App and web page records
== Segment start ==

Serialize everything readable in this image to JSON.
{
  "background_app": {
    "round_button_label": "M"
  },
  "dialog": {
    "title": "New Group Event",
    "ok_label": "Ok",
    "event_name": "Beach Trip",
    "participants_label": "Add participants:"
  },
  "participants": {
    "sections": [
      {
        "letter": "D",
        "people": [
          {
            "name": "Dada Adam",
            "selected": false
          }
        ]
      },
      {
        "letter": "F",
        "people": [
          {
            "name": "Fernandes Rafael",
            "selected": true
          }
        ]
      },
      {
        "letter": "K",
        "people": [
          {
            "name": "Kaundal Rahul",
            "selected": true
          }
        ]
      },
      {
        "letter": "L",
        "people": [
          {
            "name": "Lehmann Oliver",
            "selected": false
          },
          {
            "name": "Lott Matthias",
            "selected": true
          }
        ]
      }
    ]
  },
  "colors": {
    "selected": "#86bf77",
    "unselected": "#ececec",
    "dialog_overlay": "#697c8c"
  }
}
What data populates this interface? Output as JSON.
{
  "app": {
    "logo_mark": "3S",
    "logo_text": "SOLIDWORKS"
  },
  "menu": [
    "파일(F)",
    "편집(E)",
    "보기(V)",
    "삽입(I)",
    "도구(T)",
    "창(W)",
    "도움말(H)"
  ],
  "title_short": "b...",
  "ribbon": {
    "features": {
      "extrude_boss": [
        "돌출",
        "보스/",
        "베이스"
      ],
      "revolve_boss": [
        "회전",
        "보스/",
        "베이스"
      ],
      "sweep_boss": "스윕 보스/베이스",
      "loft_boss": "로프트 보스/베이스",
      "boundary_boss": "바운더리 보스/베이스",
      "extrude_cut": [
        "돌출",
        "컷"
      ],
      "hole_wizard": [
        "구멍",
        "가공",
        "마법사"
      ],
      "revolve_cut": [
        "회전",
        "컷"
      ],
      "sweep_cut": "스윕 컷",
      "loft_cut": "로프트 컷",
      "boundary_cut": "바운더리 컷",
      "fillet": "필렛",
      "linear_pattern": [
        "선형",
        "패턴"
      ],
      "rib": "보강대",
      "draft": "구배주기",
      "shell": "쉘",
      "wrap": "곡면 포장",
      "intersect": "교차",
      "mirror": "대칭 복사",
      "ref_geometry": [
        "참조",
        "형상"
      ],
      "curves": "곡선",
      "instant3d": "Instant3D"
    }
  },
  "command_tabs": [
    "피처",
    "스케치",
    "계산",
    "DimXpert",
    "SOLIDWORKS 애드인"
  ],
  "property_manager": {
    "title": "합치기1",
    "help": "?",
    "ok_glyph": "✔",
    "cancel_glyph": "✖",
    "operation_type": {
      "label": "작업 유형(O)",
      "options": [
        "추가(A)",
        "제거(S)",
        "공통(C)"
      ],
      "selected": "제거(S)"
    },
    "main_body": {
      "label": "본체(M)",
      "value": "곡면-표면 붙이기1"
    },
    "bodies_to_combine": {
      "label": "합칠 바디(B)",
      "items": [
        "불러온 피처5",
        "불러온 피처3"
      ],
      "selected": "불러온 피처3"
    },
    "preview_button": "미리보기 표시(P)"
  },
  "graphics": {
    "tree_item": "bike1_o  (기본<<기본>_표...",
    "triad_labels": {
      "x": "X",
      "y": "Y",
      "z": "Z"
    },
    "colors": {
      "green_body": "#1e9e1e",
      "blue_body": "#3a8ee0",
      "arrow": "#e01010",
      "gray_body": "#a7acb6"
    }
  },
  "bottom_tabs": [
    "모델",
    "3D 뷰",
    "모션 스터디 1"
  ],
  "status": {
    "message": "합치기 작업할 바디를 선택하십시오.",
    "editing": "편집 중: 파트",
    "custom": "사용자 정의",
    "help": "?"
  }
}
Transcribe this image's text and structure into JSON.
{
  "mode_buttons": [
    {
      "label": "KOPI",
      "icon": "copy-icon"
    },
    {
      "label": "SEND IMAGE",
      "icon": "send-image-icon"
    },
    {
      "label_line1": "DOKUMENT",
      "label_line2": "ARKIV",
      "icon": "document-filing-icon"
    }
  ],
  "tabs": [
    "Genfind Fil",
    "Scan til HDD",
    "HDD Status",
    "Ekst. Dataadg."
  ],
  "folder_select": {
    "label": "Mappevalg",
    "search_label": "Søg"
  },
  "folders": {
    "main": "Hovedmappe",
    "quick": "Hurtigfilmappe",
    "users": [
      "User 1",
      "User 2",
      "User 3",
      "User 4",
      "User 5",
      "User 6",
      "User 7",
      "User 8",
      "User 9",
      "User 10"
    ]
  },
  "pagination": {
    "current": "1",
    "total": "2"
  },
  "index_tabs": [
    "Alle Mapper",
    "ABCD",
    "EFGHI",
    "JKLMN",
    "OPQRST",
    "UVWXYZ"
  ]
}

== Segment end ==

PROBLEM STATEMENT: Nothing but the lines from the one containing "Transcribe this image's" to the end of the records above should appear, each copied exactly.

PROBLEM SOLUTION:
Transcribe this image's text and structure into JSON.
{
  "mode_buttons": [
    {
      "label": "KOPI",
      "icon": "copy-icon"
    },
    {
      "label": "SEND IMAGE",
      "icon": "send-image-icon"
    },
    {
      "label_line1": "DOKUMENT",
      "label_line2": "ARKIV",
      "icon": "document-filing-icon"
    }
  ],
  "tabs": [
    "Genfind Fil",
    "Scan til HDD",
    "HDD Status",
    "Ekst. Dataadg."
  ],
  "folder_select": {
    "label": "Mappevalg",
    "search_label": "Søg"
  },
  "folders": {
    "main": "Hovedmappe",
    "quick": "Hurtigfilmappe",
    "users": [
      "User 1",
      "User 2",
      "User 3",
      "User 4",
      "User 5",
      "User 6",
      "User 7",
      "User 8",
      "User 9",
      "User 10"
    ]
  },
  "pagination": {
    "current": "1",
    "total": "2"
  },
  "index_tabs": [
    "Alle Mapper",
    "ABCD",
    "EFGHI",
    "JKLMN",
    "OPQRST",
    "UVWXYZ"
  ]
}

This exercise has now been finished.